## TASK TO COMPLETE:
In the records, find every line with the word "세션으로" and copy it out.

## INPUT:
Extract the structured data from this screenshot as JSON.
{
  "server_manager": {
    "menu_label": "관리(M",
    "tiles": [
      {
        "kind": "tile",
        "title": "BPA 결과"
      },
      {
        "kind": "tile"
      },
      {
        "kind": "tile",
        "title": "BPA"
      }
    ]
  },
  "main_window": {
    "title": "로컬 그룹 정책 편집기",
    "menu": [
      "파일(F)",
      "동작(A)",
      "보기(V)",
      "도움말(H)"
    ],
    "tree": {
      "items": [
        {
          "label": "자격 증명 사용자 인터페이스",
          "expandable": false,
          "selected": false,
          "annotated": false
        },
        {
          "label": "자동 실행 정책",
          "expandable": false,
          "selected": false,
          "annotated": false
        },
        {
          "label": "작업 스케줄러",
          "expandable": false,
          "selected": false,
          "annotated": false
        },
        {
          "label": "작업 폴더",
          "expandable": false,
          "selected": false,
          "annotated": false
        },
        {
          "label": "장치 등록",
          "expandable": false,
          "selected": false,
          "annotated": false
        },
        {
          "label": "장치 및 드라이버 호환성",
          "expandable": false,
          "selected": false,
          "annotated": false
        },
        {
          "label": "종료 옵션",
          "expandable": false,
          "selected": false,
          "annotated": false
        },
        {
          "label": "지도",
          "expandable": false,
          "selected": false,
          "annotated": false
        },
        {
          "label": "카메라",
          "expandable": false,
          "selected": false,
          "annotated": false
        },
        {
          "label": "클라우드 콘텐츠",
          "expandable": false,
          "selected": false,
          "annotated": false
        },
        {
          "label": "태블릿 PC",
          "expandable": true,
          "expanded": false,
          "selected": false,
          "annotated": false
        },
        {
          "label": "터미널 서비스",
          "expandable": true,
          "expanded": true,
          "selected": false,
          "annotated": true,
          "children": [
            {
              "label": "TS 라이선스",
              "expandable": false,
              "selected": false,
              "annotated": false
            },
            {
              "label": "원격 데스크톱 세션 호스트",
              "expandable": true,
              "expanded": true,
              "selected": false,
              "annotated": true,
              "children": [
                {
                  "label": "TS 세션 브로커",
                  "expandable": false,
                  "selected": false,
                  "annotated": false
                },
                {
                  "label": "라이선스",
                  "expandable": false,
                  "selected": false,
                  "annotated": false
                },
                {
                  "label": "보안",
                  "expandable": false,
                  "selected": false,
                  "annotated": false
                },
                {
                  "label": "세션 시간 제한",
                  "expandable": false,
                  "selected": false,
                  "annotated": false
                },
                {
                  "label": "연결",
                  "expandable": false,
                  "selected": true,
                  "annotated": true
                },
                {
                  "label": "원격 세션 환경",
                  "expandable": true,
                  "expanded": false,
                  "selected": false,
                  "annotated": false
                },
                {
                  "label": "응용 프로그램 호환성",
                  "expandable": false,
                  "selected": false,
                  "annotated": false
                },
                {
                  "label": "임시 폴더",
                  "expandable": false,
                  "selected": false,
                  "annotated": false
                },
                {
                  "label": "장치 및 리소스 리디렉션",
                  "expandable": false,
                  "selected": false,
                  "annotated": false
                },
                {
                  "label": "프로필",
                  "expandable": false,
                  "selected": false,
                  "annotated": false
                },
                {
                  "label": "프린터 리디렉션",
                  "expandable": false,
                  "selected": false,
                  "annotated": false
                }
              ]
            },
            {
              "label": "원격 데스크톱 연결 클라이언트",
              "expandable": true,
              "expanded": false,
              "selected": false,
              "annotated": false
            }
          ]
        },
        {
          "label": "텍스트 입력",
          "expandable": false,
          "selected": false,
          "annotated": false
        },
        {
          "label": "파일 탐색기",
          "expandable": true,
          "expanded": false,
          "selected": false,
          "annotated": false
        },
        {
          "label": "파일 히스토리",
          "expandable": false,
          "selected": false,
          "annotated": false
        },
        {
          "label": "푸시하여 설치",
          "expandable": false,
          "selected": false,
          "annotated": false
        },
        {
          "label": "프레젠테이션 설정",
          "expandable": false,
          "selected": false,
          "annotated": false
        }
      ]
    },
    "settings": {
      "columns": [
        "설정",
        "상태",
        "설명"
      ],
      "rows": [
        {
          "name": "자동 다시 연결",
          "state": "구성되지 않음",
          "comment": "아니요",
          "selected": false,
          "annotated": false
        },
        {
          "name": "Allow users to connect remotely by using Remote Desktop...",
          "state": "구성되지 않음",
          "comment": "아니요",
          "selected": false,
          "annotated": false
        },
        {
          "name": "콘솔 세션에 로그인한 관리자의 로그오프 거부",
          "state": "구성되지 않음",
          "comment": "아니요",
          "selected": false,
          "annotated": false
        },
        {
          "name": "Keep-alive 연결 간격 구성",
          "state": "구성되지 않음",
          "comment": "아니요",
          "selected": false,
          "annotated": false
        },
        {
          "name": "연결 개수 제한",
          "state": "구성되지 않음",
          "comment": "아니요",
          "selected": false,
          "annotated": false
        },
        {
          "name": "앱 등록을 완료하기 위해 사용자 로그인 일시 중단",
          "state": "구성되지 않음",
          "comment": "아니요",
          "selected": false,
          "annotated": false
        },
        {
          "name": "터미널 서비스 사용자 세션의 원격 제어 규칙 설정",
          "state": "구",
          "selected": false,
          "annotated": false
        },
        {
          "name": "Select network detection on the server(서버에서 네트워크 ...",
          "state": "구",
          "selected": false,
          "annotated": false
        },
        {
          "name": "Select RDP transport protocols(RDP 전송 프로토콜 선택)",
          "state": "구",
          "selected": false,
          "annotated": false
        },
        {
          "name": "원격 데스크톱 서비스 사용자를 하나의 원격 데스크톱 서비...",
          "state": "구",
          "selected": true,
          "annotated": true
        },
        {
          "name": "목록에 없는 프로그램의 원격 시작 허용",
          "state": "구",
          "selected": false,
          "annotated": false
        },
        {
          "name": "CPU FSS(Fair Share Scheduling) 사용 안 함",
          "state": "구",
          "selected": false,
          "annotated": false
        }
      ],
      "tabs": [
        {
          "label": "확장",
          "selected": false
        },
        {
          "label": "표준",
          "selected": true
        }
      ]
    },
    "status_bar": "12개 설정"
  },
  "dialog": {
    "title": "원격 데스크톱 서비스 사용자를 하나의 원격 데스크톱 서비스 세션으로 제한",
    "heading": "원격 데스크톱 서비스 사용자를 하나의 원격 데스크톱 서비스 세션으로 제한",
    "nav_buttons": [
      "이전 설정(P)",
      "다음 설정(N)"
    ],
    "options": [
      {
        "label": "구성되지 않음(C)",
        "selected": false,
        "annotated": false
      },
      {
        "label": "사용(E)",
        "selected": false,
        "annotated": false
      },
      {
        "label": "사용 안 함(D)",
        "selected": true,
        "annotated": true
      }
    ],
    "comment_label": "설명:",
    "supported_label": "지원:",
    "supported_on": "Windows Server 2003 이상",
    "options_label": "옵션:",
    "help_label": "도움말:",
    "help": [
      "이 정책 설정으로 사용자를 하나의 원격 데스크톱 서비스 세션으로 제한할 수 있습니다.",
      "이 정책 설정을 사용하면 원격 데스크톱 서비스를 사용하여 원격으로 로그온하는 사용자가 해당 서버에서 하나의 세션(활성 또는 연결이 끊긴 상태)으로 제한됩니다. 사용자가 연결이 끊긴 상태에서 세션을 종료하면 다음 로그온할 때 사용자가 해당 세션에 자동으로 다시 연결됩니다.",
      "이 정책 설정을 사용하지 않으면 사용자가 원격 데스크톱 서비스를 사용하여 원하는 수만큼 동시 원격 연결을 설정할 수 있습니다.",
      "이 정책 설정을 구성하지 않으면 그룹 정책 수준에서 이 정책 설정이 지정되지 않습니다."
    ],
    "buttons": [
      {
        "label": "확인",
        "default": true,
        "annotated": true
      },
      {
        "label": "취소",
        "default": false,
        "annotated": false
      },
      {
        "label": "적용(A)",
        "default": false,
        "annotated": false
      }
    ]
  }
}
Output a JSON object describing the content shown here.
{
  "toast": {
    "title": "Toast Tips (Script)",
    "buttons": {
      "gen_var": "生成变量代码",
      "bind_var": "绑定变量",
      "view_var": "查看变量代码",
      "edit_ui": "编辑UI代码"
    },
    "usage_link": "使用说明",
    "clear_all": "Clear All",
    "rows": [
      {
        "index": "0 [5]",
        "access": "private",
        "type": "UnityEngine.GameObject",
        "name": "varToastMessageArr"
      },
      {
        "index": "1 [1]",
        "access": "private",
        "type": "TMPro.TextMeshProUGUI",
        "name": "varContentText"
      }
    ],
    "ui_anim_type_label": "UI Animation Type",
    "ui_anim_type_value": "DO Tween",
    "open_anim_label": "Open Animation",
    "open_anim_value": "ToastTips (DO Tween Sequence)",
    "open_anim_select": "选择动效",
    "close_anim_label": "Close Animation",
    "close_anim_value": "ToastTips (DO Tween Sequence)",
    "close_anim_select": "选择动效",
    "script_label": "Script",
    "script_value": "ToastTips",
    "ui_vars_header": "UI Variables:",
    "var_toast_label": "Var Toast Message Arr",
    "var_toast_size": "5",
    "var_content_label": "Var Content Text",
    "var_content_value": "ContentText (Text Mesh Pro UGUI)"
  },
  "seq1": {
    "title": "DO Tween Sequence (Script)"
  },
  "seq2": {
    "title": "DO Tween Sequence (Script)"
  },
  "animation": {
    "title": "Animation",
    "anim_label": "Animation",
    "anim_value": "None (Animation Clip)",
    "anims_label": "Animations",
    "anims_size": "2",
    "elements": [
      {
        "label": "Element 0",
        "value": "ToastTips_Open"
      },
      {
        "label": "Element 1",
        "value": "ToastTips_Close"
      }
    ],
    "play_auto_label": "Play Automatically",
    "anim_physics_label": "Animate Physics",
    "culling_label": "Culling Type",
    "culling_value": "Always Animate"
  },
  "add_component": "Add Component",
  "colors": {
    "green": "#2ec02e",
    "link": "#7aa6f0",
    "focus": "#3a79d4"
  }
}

## EXERCISE SOLUTION:
    "title": "원격 데스크톱 서비스 사용자를 하나의 원격 데스크톱 서비스 세션으로 제한",
    "heading": "원격 데스크톱 서비스 사용자를 하나의 원격 데스크톱 서비스 세션으로 제한",
      "이 정책 설정으로 사용자를 하나의 원격 데스크톱 서비스 세션으로 제한할 수 있습니다.",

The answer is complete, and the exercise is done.